Exercise aim:
Word for word, restate the records that come next, omitting the images.
[[ Material for this exercise open ]]
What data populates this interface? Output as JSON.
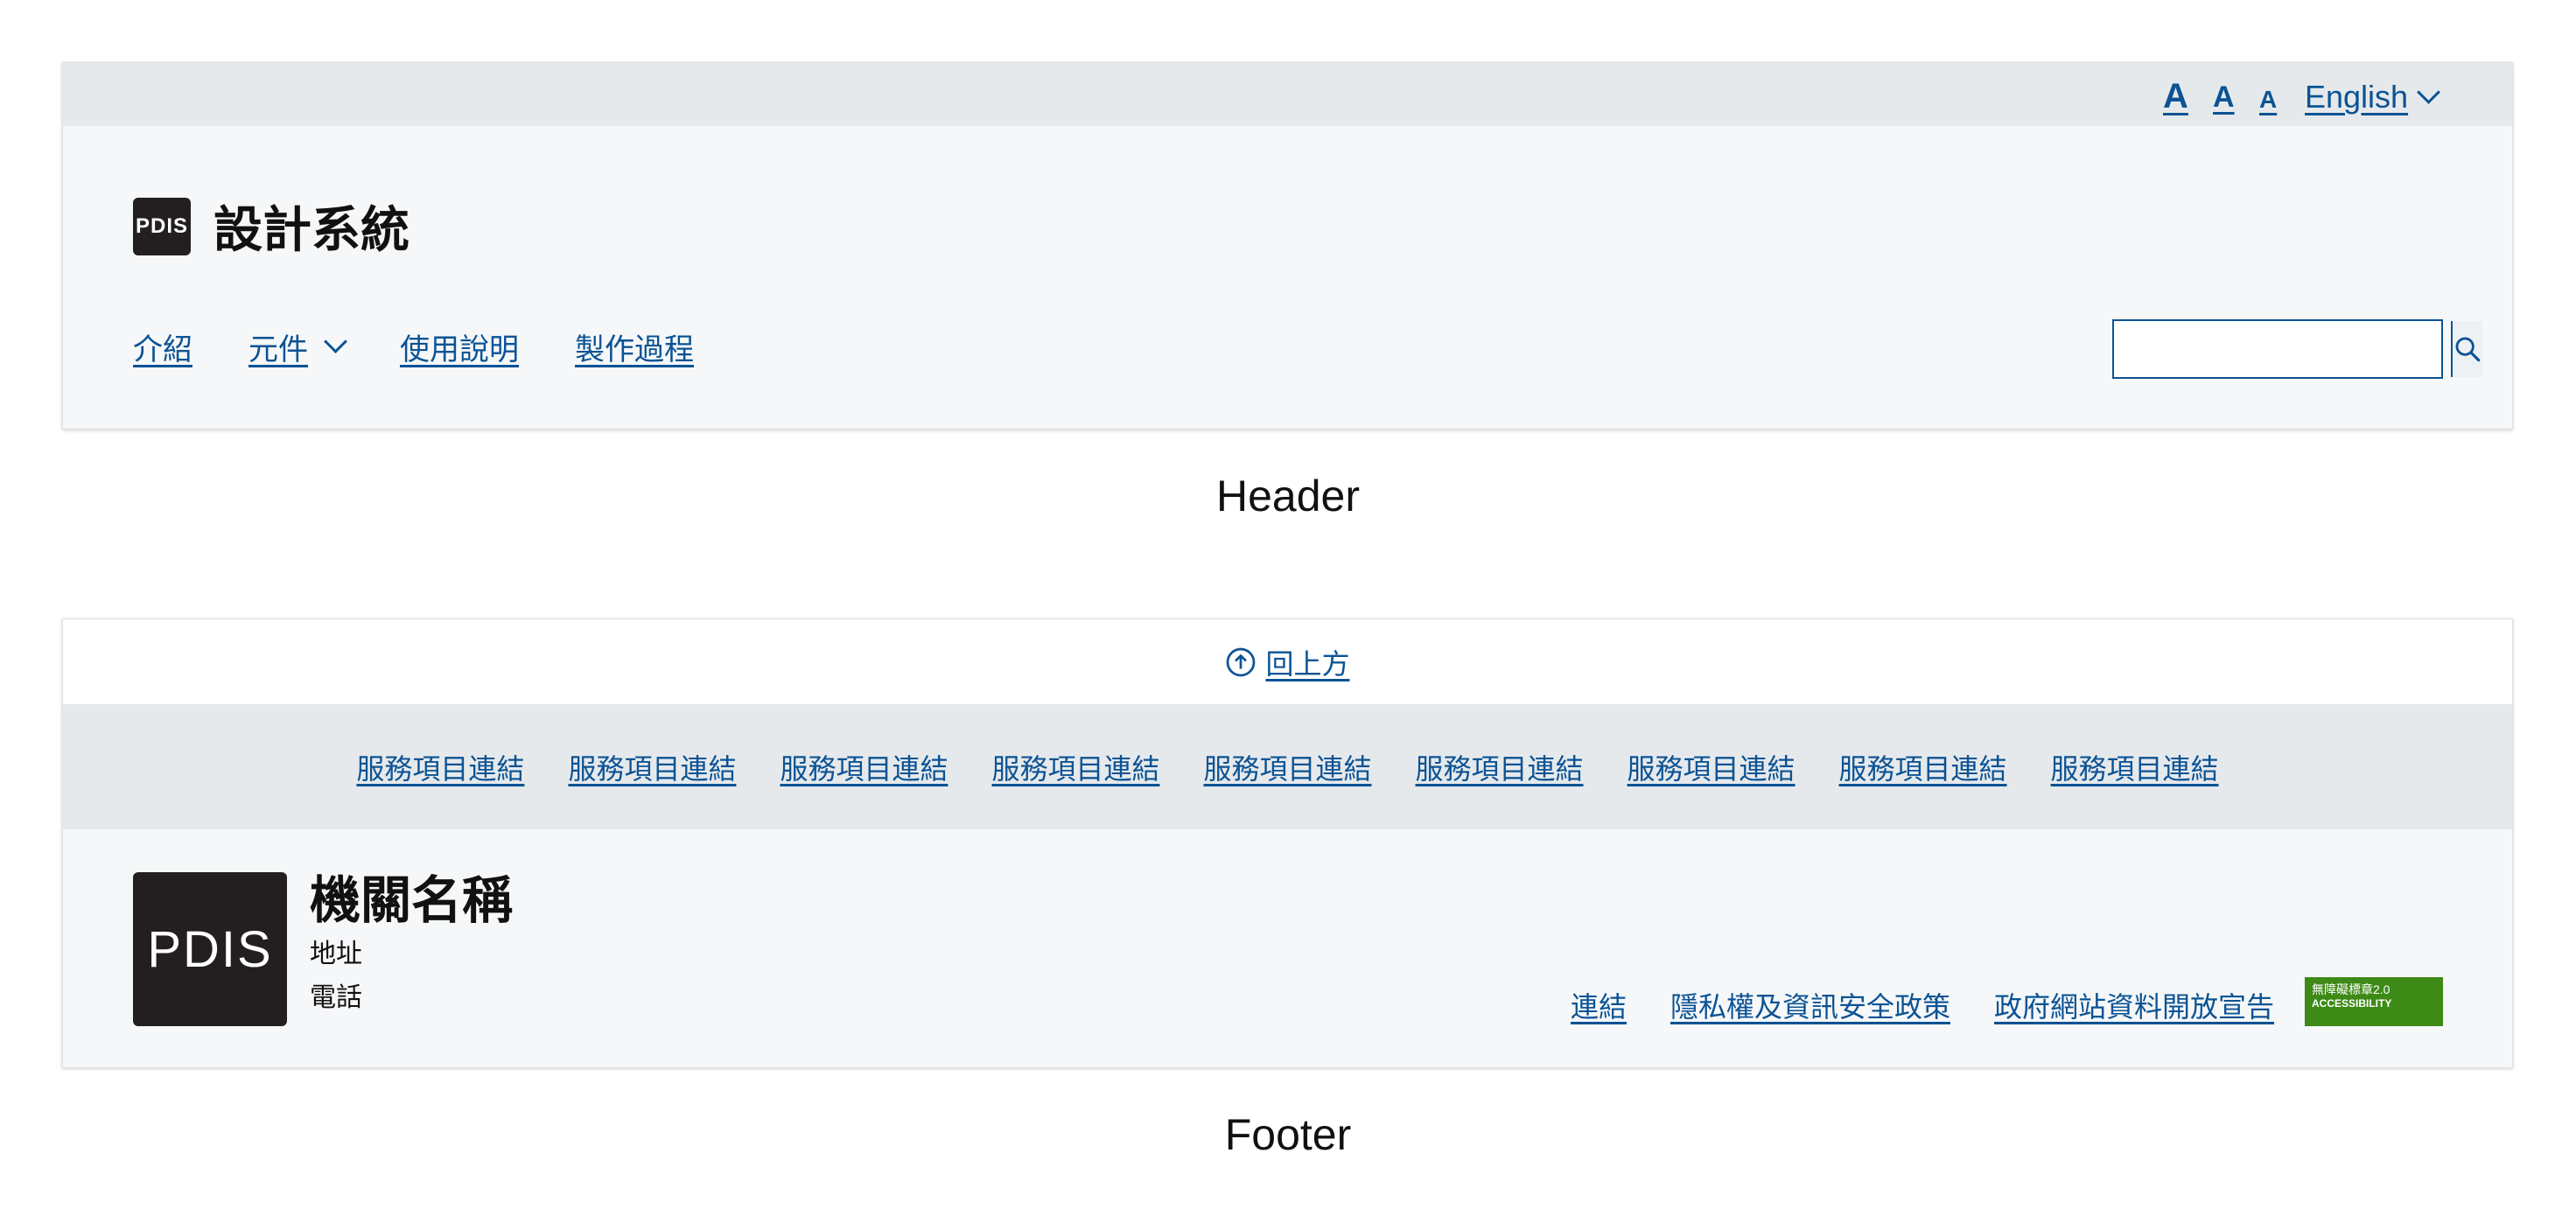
{
  "header": {
    "font_sizes": [
      "A",
      "A",
      "A"
    ],
    "language": "English",
    "logo_text": "PDIS",
    "site_title": "設計系統",
    "nav": [
      {
        "label": "介紹"
      },
      {
        "label": "元件"
      },
      {
        "label": "使用說明"
      },
      {
        "label": "製作過程"
      }
    ],
    "search_placeholder": ""
  },
  "header_caption": "Header",
  "footer": {
    "back_to_top": "回上方",
    "service_links": [
      "服務項目連結",
      "服務項目連結",
      "服務項目連結",
      "服務項目連結",
      "服務項目連結",
      "服務項目連結",
      "服務項目連結",
      "服務項目連結",
      "服務項目連結"
    ],
    "logo_text": "PDIS",
    "org_name": "機關名稱",
    "address": "地址",
    "phone": "電話",
    "links": [
      "連結",
      "隱私權及資訊安全政策",
      "政府網站資料開放宣告"
    ],
    "badge_line1": "無障礙標章2.0",
    "badge_line2": "ACCESSIBILITY"
  },
  "footer_caption": "Footer",
  "colors": {
    "link": "#0b5394",
    "topbar": "#e6e9ec",
    "panel": "#f5f7f9",
    "badge": "#3d8a17"
  }
}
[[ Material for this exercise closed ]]
Task response:
What data populates this interface? Output as JSON.
{
  "header": {
    "font_sizes": [
      "A",
      "A",
      "A"
    ],
    "language": "English",
    "logo_text": "PDIS",
    "site_title": "設計系統",
    "nav": [
      {
        "label": "介紹"
      },
      {
        "label": "元件"
      },
      {
        "label": "使用說明"
      },
      {
        "label": "製作過程"
      }
    ],
    "search_placeholder": ""
  },
  "header_caption": "Header",
  "footer": {
    "back_to_top": "回上方",
    "service_links": [
      "服務項目連結",
      "服務項目連結",
      "服務項目連結",
      "服務項目連結",
      "服務項目連結",
      "服務項目連結",
      "服務項目連結",
      "服務項目連結",
      "服務項目連結"
    ],
    "logo_text": "PDIS",
    "org_name": "機關名稱",
    "address": "地址",
    "phone": "電話",
    "links": [
      "連結",
      "隱私權及資訊安全政策",
      "政府網站資料開放宣告"
    ],
    "badge_line1": "無障礙標章2.0",
    "badge_line2": "ACCESSIBILITY"
  },
  "footer_caption": "Footer",
  "colors": {
    "link": "#0b5394",
    "topbar": "#e6e9ec",
    "panel": "#f5f7f9",
    "badge": "#3d8a17"
  }
}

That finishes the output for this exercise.